This is a print preview of this page

A printed page wil not show this message. Return to page.

Lancashire - Campaign to Protect Rural England

Planning reforms putting rural England under siege

Monday, 24 March 2014 14:29

Site of 504 houses to be built in the Ribble Valley, south-west of Whalley Road, Barrow Site of 504 houses to be built in the Ribble Valley, south-west of Whalley Road, Barrow Photo: © Jackie Copley

CPRE has launched a new report concluding that the Government’s planning reforms are unnecessarily damaging the countryside and undermining local democracy while failing to prioritise the reuse of brownfield land and regeneration of urban areas.

CPRE’s report Community Control or Countryside Chaos? analyses the impact of the National Planning Policy Framework (NPPF) on the countryside in the two years since it was adopted. The research has found that the reforms are forcing local councils to accept major developments against their will in all parts of the country. It reveals plans for over 700,000 houses in the countryside - including 200,000 allocated for the Green Belt.

As a consequence, the countryside surrounding towns and villages across England is under siege. Sites already earmarked for housing are being left undeveloped while councils are under increasing pressure to allocate more and more land for future development.

This pressure has significantly slowed the rate at which local plans are being adopted, meaning councils are powerless to decide what land should be developed in the best interests of local communities.

The report also reveals that only a quarter of local authorities propose to prioritise brownfield sites over greenfield because the NPPF does not give enough support for them to do so.

CPRE’s research shows over two thirds of appeals for major housing have gone in favour of developers in the last year. Councils are increasingly reluctant to defend an appeal due to the risk of incurring costs, which can go into the hundreds of thousands of pounds if they reject inappropriate development that is ultimately overturned.

CPRE Lancashire has conducted its own research which shows that 60 hectares of land (on some thirteen sites) in countryside across Lancashire has been allowed at appeal. The permissions will see 1,404 dwellings built on green-fields against the wishes of local communities and in the majority of cases the five year housing land supply rule was the dominant issue.

Jackie Copley, Planning Manager for CPRE Lancashire commented:

'This sporadic and speculative housing free- for-all is unsustainable, anti-democratic and threatens our best countryside.

'We think the Government ought to allow land with planning permission for housing to be unconditionally included in the land supply calculations to make the planning system more balanced and to allowed development that is truly sustainable.

'We do want to see houses being developed in the most sustainable way which means prioritising brownfield land first and only using rural fringe sites identified through the Local Plan process.
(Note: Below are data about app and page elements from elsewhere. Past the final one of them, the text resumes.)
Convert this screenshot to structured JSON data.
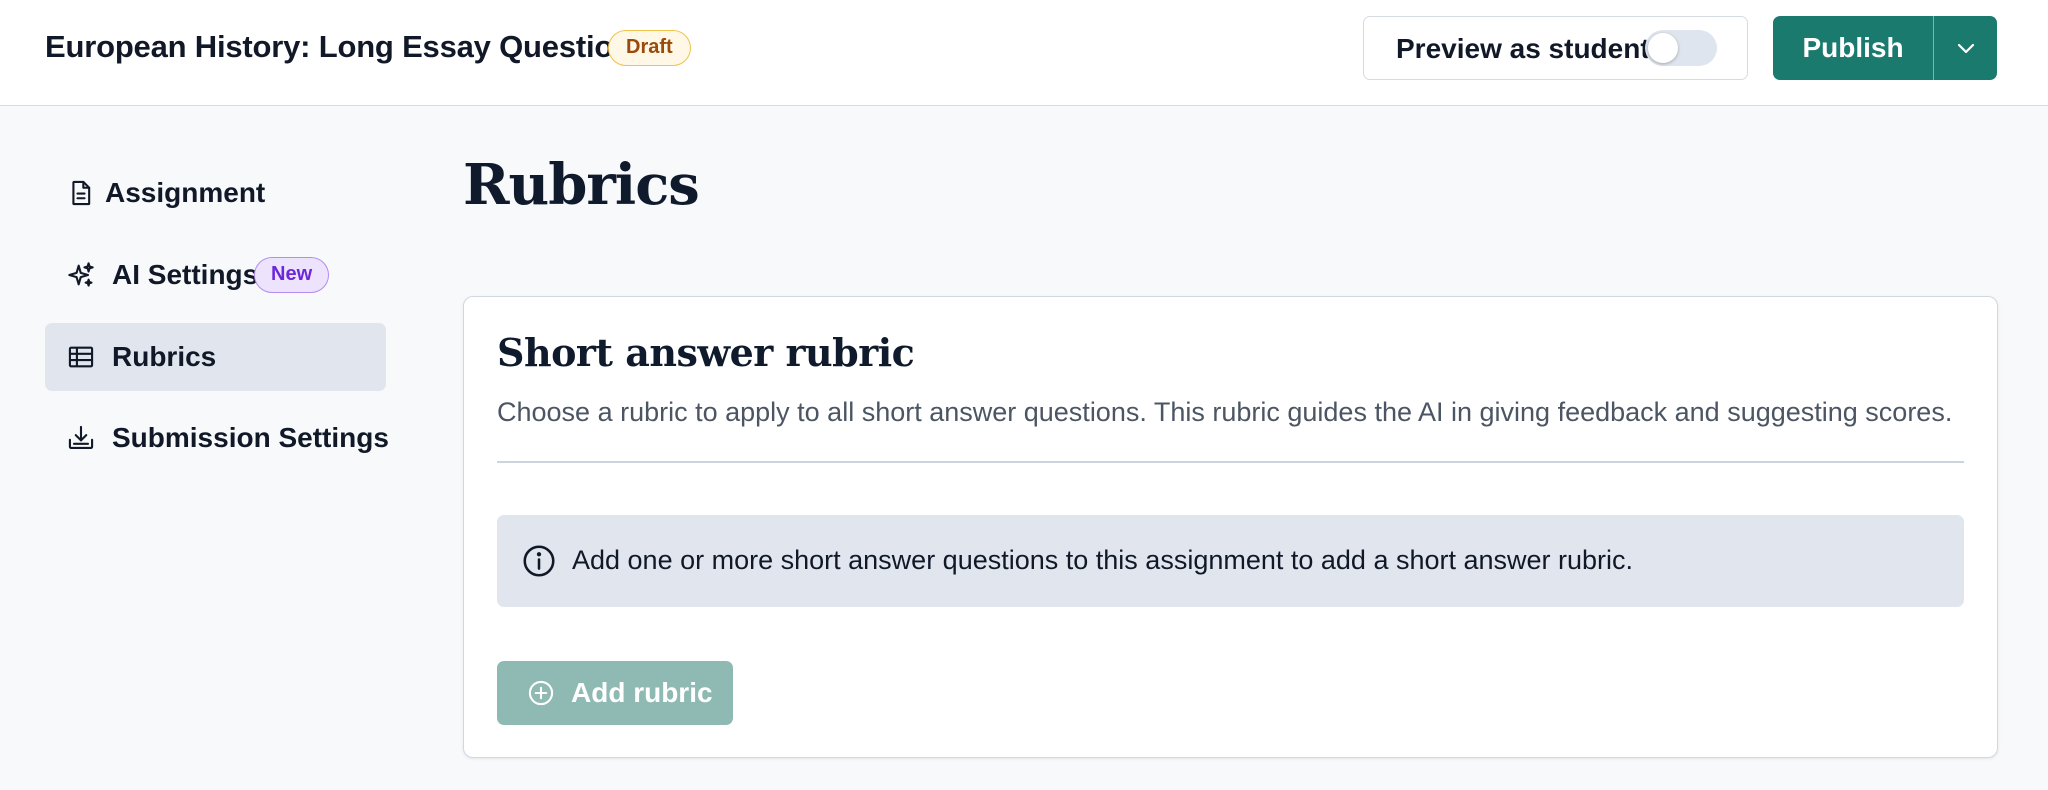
{
  "header": {
    "title": "European History: Long Essay Question",
    "status_badge": "Draft",
    "preview_label": "Preview as student",
    "preview_toggle_on": false,
    "publish_label": "Publish"
  },
  "sidebar": {
    "items": [
      {
        "label": "Assignment",
        "icon": "document-icon",
        "active": false
      },
      {
        "label": "AI Settings",
        "icon": "sparkle-icon",
        "badge": "New",
        "active": false
      },
      {
        "label": "Rubrics",
        "icon": "table-icon",
        "active": true
      },
      {
        "label": "Submission Settings",
        "icon": "download-tray-icon",
        "active": false
      }
    ]
  },
  "main": {
    "page_title": "Rubrics",
    "card": {
      "title": "Short answer rubric",
      "description": "Choose a rubric to apply to all short answer questions. This rubric guides the AI in giving feedback and suggesting scores.",
      "info_message": "Add one or more short answer questions to this assignment to add a short answer rubric.",
      "add_button_label": "Add rubric",
      "add_button_disabled": true
    }
  },
  "colors": {
    "brand_teal": "#1a7a6e",
    "disabled_teal": "#8fbab4",
    "draft_badge": "#fff8e6",
    "new_badge": "#ede3fd",
    "active_nav": "#e1e6ee"
  }
}
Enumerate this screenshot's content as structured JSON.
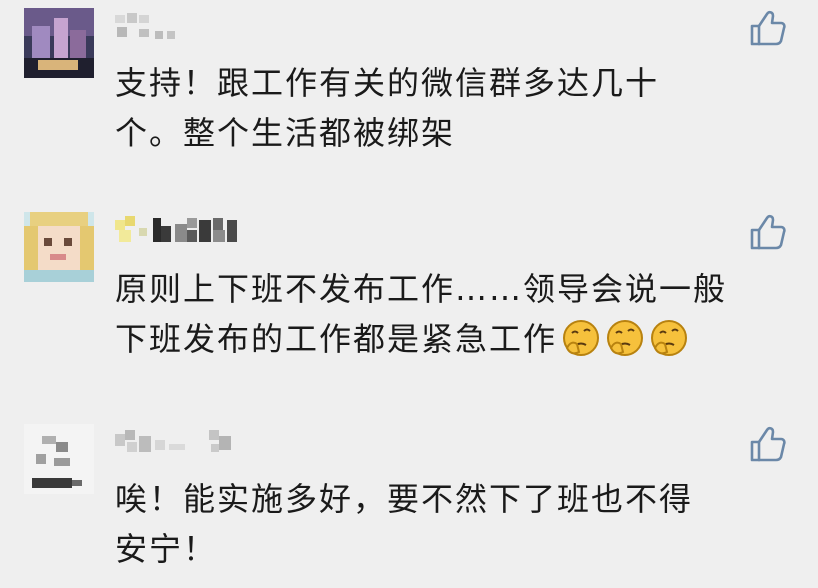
{
  "comments": [
    {
      "avatar_icon": "user-avatar-blurred",
      "name_icon": "pixelated-username",
      "text_line1": "支持！跟工作有关的微信群多达几十",
      "text_line2": "个。整个生活都被绑架",
      "like_icon": "thumbs-up-icon"
    },
    {
      "avatar_icon": "user-avatar-blurred",
      "name_icon": "pixelated-username",
      "text_line1": "原则上下班不发布工作……领导会说一般",
      "text_line2": "下班发布的工作都是紧急工作",
      "emojis": [
        "thinking-face-emoji",
        "thinking-face-emoji",
        "thinking-face-emoji"
      ],
      "like_icon": "thumbs-up-icon"
    },
    {
      "avatar_icon": "user-avatar-blurred",
      "name_icon": "pixelated-username",
      "text_line1": "唉！能实施多好，要不然下了班也不得",
      "text_line2": "安宁！",
      "like_icon": "thumbs-up-icon"
    }
  ],
  "colors": {
    "background": "#efefef",
    "like_icon": "#6b88a8",
    "text": "#1a1a1a",
    "emoji": "#f6c13c"
  }
}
This is the most basic expectation of the planning system – if it doesn’t do this it doesn’t work.'

 

To focus more effort on important rural campaigns CPRE Lancashire has closed the Springfield Office in Leyland.  To get in touch with us, please contact info@cprelancashire.org.uk or phone 01772 378831. Post can be sent to CPRE Lancashire, c/o Acres Brook, Sabden Road, Higham, BB12 9BL

Registered charity number: 1107376, registered company number: 05291461